Let them know the advantage they can get from numbers
Next; try to understand what types of decisions data can help your audience. Then you can create a financial presentation that highlights the usefulness of the numbers and ensures positive action is taken as a result of the presentation. For example, when presenting CRM data to sales managers. You can show them data points like the number of offers made, close rates, average selling price, etc. And that might be moderately interesting for some. But when the data tells them how many more offers you need to submit each month to reach your sales goals, then suddenly the presentation becomes a lot more compelling and more compellingly useful.
Design the contents
So far, all of these guidelines relate to the presentation content. At this point, I’ve gathered all the right data points to tell a story and arranged them along a flow that makes sense or conforms to the flow dictated by upper management. The remaining guidelines relate on how to package information to make your financial presentation more attractive and meaningful.
Make your content visual
Visual content can be a powerful tool for making your financial presentation more engaging and effective. Try to always make my presentations (financial and otherwise) as visual as possible. It is said that images improve learning by 400% and that images are more than 60,000 times faster be processed as text. By using high-quality visuals and using them effectively to support your message, you can make your financial presentation more engaging and effective.
Use the perfect chart
Also, I will emphasize on choosing the best chart for the data to highlight the trend. In general, pie charts are better for showing percentages, column charts make it easier to compare items in a range, and line charts are a great way to show trends over time. But every case is different. Try to make sure that every time you show numbers, you find the best way to beat the trend and make an impact.
Summarize Key Takeaways

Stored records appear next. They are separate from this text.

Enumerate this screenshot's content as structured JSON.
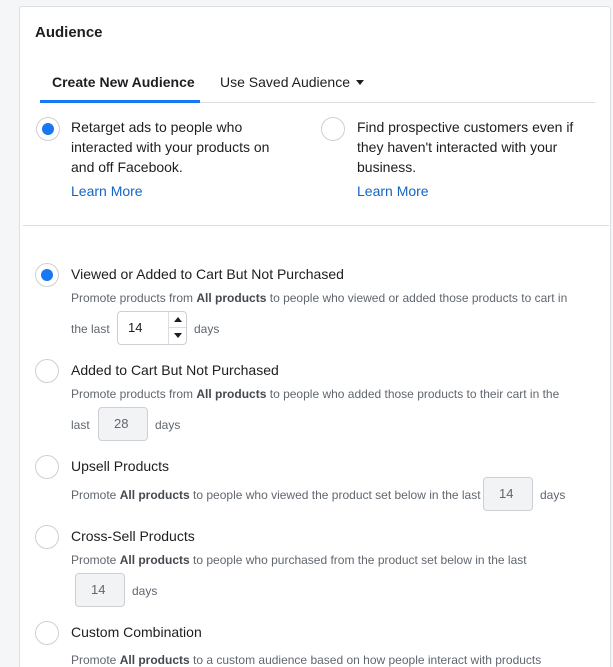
{
  "section_title": "Audience",
  "tabs": {
    "create": "Create New Audience",
    "saved": "Use Saved Audience"
  },
  "audience_type": {
    "retarget": {
      "lines": [
        "Retarget ads to people who",
        "interacted with your products on",
        "and off Facebook."
      ],
      "link": "Learn More",
      "selected": true
    },
    "prospect": {
      "lines": [
        "Find prospective customers even if",
        "they haven't interacted with your",
        "business."
      ],
      "link": "Learn More",
      "selected": false
    }
  },
  "options": {
    "viewed": {
      "title": "Viewed or Added to Cart But Not Purchased",
      "desc_pre": "Promote products from ",
      "desc_bold": "All products",
      "desc_post": " to people who viewed or added those products to cart in",
      "line2": "the last",
      "value": "14",
      "unit": "days",
      "selected": true
    },
    "added": {
      "title": "Added to Cart But Not Purchased",
      "desc_pre": "Promote products from ",
      "desc_bold": "All products",
      "desc_post": " to people who added those products to their cart in the",
      "line2": "last",
      "value": "28",
      "unit": "days",
      "selected": false
    },
    "upsell": {
      "title": "Upsell Products",
      "desc_pre": "Promote ",
      "desc_bold": "All products",
      "desc_post": " to people who viewed the product set below in the last",
      "value": "14",
      "unit": "days",
      "selected": false
    },
    "crosssell": {
      "title": "Cross-Sell Products",
      "desc_pre": "Promote ",
      "desc_bold": "All products",
      "desc_post": " to people who purchased from the product set below in the last",
      "value": "14",
      "unit": "days",
      "selected": false
    },
    "custom": {
      "title": "Custom Combination",
      "desc_pre": "Promote ",
      "desc_bold": "All products",
      "desc_post": " to a custom audience based on how people interact with products",
      "selected": false
    }
  },
  "colors": {
    "accent": "#1877f2",
    "link": "#1565c0"
  }
}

Speaking of summaries, the next guideline is: always end your financial presentation with key takeaways. By the end of any financial presentation, even a very good one, the audience will have seen a lot of information. Even though it’s clear along the way, it can sometimes feel a bit cluttered and lost at the end. So it is good to end with the main points of the presentations and a reminder of a few key points. actions you can take immediately.

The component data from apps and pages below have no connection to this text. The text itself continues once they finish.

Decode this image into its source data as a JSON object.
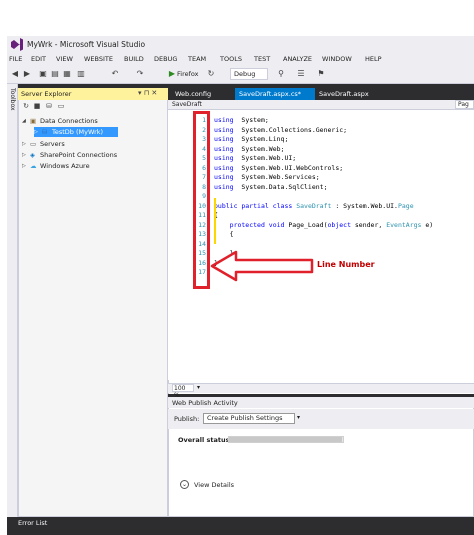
{
  "window": {
    "title": "MyWrk - Microsoft Visual Studio"
  },
  "menu": [
    "FILE",
    "EDIT",
    "VIEW",
    "WEBSITE",
    "BUILD",
    "DEBUG",
    "TEAM",
    "TOOLS",
    "TEST",
    "ANALYZE",
    "WINDOW",
    "HELP"
  ],
  "toolbar": {
    "browser": "Firefox",
    "config": "Debug"
  },
  "toolbox": {
    "label": "Toolbox"
  },
  "server_explorer": {
    "title": "Server Explorer",
    "pin": "▾ ⊓ ✕",
    "tree": [
      {
        "label": "Data Connections",
        "depth": 0,
        "expanded": true
      },
      {
        "label": "TestDb (MyWrk)",
        "depth": 1,
        "selected": true
      },
      {
        "label": "Servers",
        "depth": 0
      },
      {
        "label": "SharePoint Connections",
        "depth": 0
      },
      {
        "label": "Windows Azure",
        "depth": 0
      }
    ]
  },
  "tabs": [
    {
      "label": "Web.config"
    },
    {
      "label": "SaveDraft.aspx.cs*"
    },
    {
      "label": "SaveDraft.aspx"
    }
  ],
  "editor": {
    "nav_left": "SaveDraft",
    "nav_right": "Pag",
    "lines": [
      "1",
      "2",
      "3",
      "4",
      "5",
      "6",
      "7",
      "8",
      "9",
      "10",
      "11",
      "12",
      "13",
      "14",
      "15",
      "16",
      "17"
    ],
    "code": [
      [
        [
          "kw",
          "using"
        ],
        [
          "",
          "  System;"
        ]
      ],
      [
        [
          "kw",
          "using"
        ],
        [
          "",
          "  System.Collections.Generic;"
        ]
      ],
      [
        [
          "kw",
          "using"
        ],
        [
          "",
          "  System.Linq;"
        ]
      ],
      [
        [
          "kw",
          "using"
        ],
        [
          "",
          "  System.Web;"
        ]
      ],
      [
        [
          "kw",
          "using"
        ],
        [
          "",
          "  System.Web.UI;"
        ]
      ],
      [
        [
          "kw",
          "using"
        ],
        [
          "",
          "  System.Web.UI.WebControls;"
        ]
      ],
      [
        [
          "kw",
          "using"
        ],
        [
          "",
          "  System.Web.Services;"
        ]
      ],
      [
        [
          "kw",
          "using"
        ],
        [
          "",
          "  System.Data.SqlClient;"
        ]
      ],
      [],
      [
        [
          "kw",
          "public partial class"
        ],
        [
          "",
          " "
        ],
        [
          "ty",
          "SaveDraft"
        ],
        [
          "",
          " : System.Web.UI."
        ],
        [
          "ty",
          "Page"
        ]
      ],
      [
        [
          "",
          "{"
        ]
      ],
      [
        [
          "",
          "    "
        ],
        [
          "kw",
          "protected void"
        ],
        [
          "",
          " Page_Load("
        ],
        [
          "kw",
          "object"
        ],
        [
          "",
          " sender, "
        ],
        [
          "ty",
          "EventArgs"
        ],
        [
          "",
          " e)"
        ]
      ],
      [
        [
          "",
          "    {"
        ]
      ],
      [],
      [
        [
          "",
          "    }"
        ]
      ],
      [
        [
          "",
          "}"
        ]
      ],
      []
    ],
    "annotation": "Line Number",
    "zoom": "100 %"
  },
  "publish": {
    "title": "Web Publish Activity",
    "publish_label": "Publish:",
    "profile": "Create Publish Settings",
    "overall_status": "Overall status",
    "progress": 0.99,
    "view_details": "View Details"
  },
  "bottom": {
    "error_list": "Error List"
  },
  "colors": {
    "accent": "#68217a",
    "marker": "#e0202a",
    "selected": "#3399ff"
  }
}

In conclusion, no matter how good your data or your slide is, your delivery is what will you’re your presentation great. That is the more reason why you need to practice and rehearse your presentation. A well-rehearsed presentation will be more polished and professional. Take the time to practice and rehearse your presentation to ensure that it flows smoothly and that you feel confident delivering it. As you practice and rehearse your presentation, you’ll likely identify areas where you can cut unnecessary content or streamline your message. This will help you to create a more concise and effective presentation.